Riveting Read: The June Boys
A gripping young adult thriller that keeps you guessing after each chapter
Perfect for fans of Karen McManus and Courtney Summers
Her current read is The June Boys by Court Stevens
This instalment of Riveting Reads come to you from Assistant Youth Librarian Linda Robertson
It has been almost ten years since the first serial abduction in the small town of WIldwood. Labelled the 'Gemini Thief', this serial kidnapper takes three boys and holds them captive from June 1st to June 30th of the next year. Over the thirteen months, the boys are hidden, fed, observed and taken care of by their masked captor. For nearly a decade the Gemini Thief has eluded the authorities, but for Thea Delacroix this recent kidnapping is personal. While the town is preparing for the next release of victims, Thea's cousin Aulus disappears when another victim is found dead and dumped on the side of the road in a suitcase.
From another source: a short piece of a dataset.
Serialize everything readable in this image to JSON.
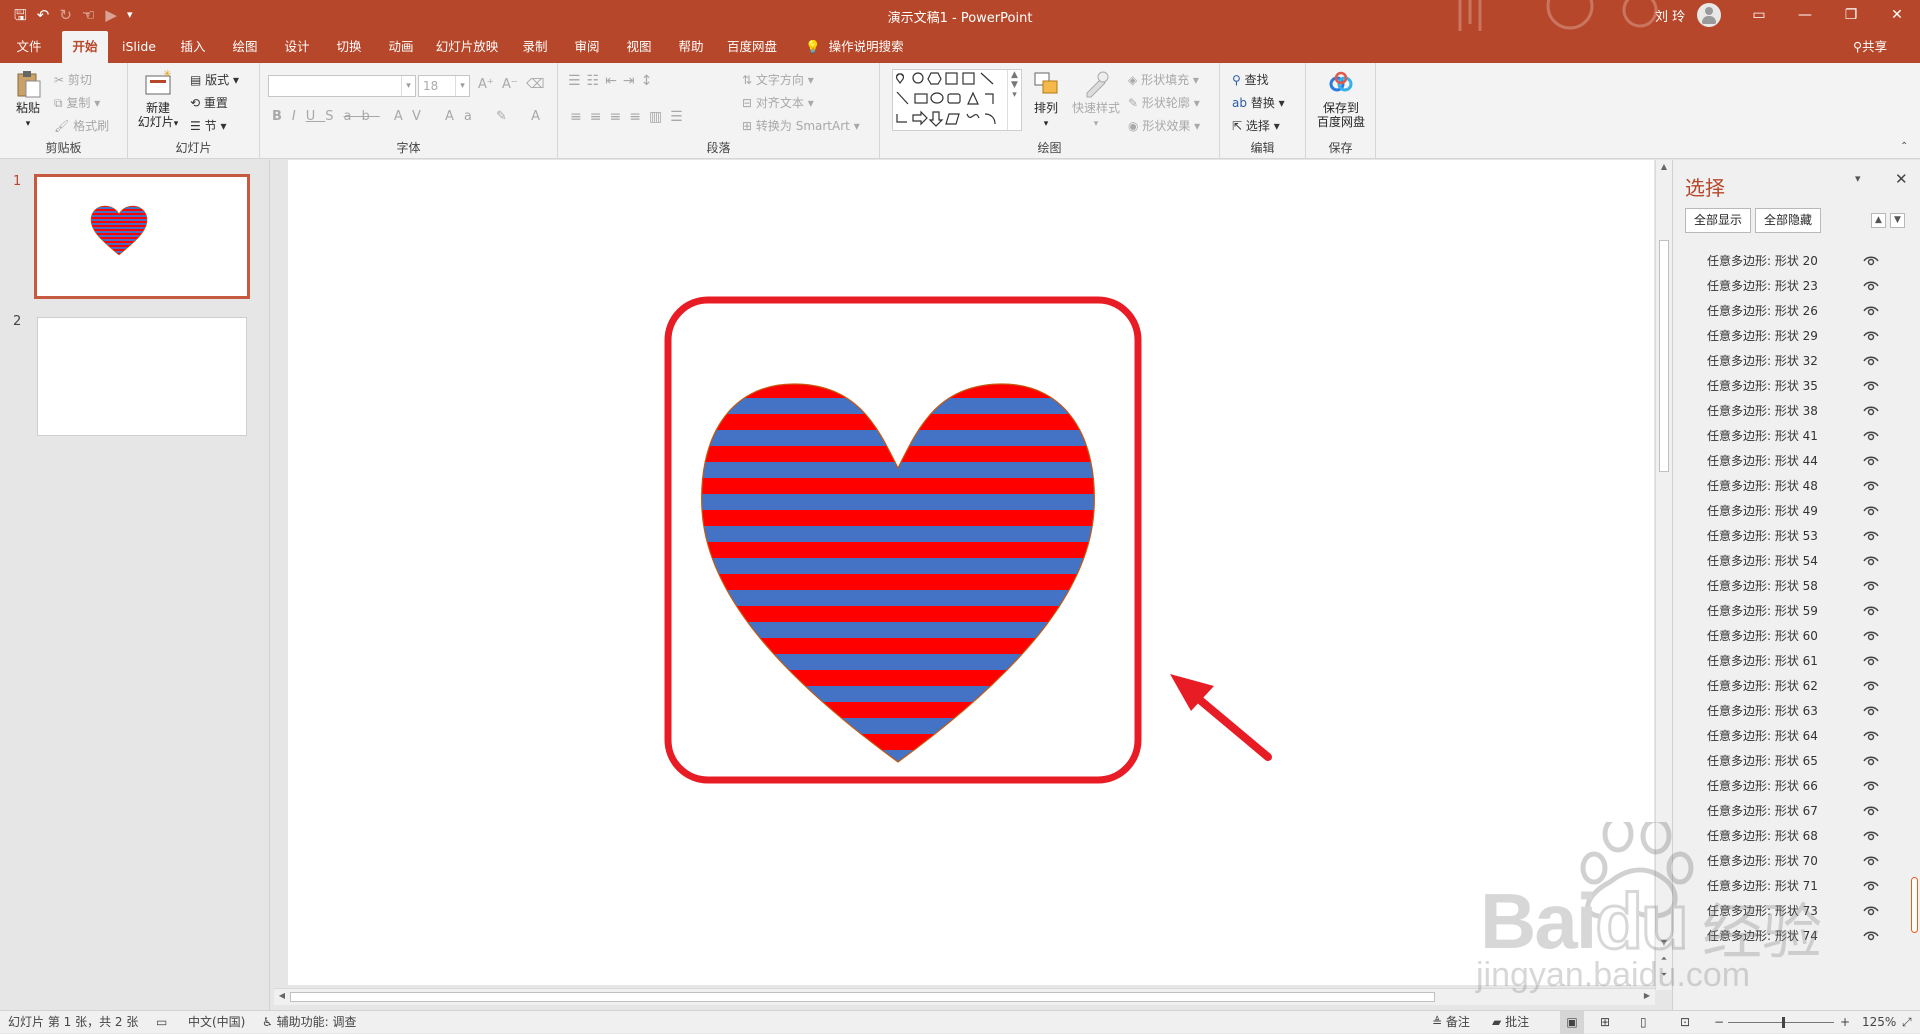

Since Aul's disappearance, Thea, along with her best friends Tank and Gladys, her boyfriend Nick and his FBI sister Dana have worked together to hunt for the mystery Gemini Thief and the boys. But when Thea finds a token attached to the latest victim that points to someone close to her, her whole world comes crumbling down.
Court Stevens has written a gripping coming-of-truth thriller, and I think what makes June Boys so provoking is that Stevens' story elements are based on true events. Paying tribute to the abduction of Elizabeth Smart, in Utah City on June 5, 2002, Stevens' weaves in between Thea's narrative an exclusive access to the 'Elizabeth Letters' penned by Aulus. The letters provide the reader a sorrowful insight into the victims' experience of abduction, abandonment and fear of the un-knowing when their abductor stops showing up to feed them. The inclusion of the letters breaks up the chapters that follow Thea's first-person perspective as the 'sleuth' character, and allows the reader a more intimate look into the world of the boys who are kidnapped.
Stevens' main character Thea experiences these traumatic events as a teenager, which makes the reader empathise with her even more. Not your typical coming of age fiction, as it is one thing to have to deal with feeling abandoned by both her mother at a young age, and her eccentric father who withholds secrets, but the pressure takes its toll when her cousin is abducted and the town of Wildwood believe her father is the Gemini Thief. Thea begins to doubt life, her own self-worth and her relationships with those she loves and cares about. While June Boys is a tale about a small town in fear of serial child abductions, it is also just as equally a tale about the heroine's internal struggles and growth.
I whole-heartedly recommend The June Boys to anyone looking for a read that is fresh and will keep them up all night. It was hard to put this book down and you will find you will want to read it through to the very end.
You can find this book in Young Adult Fiction under STE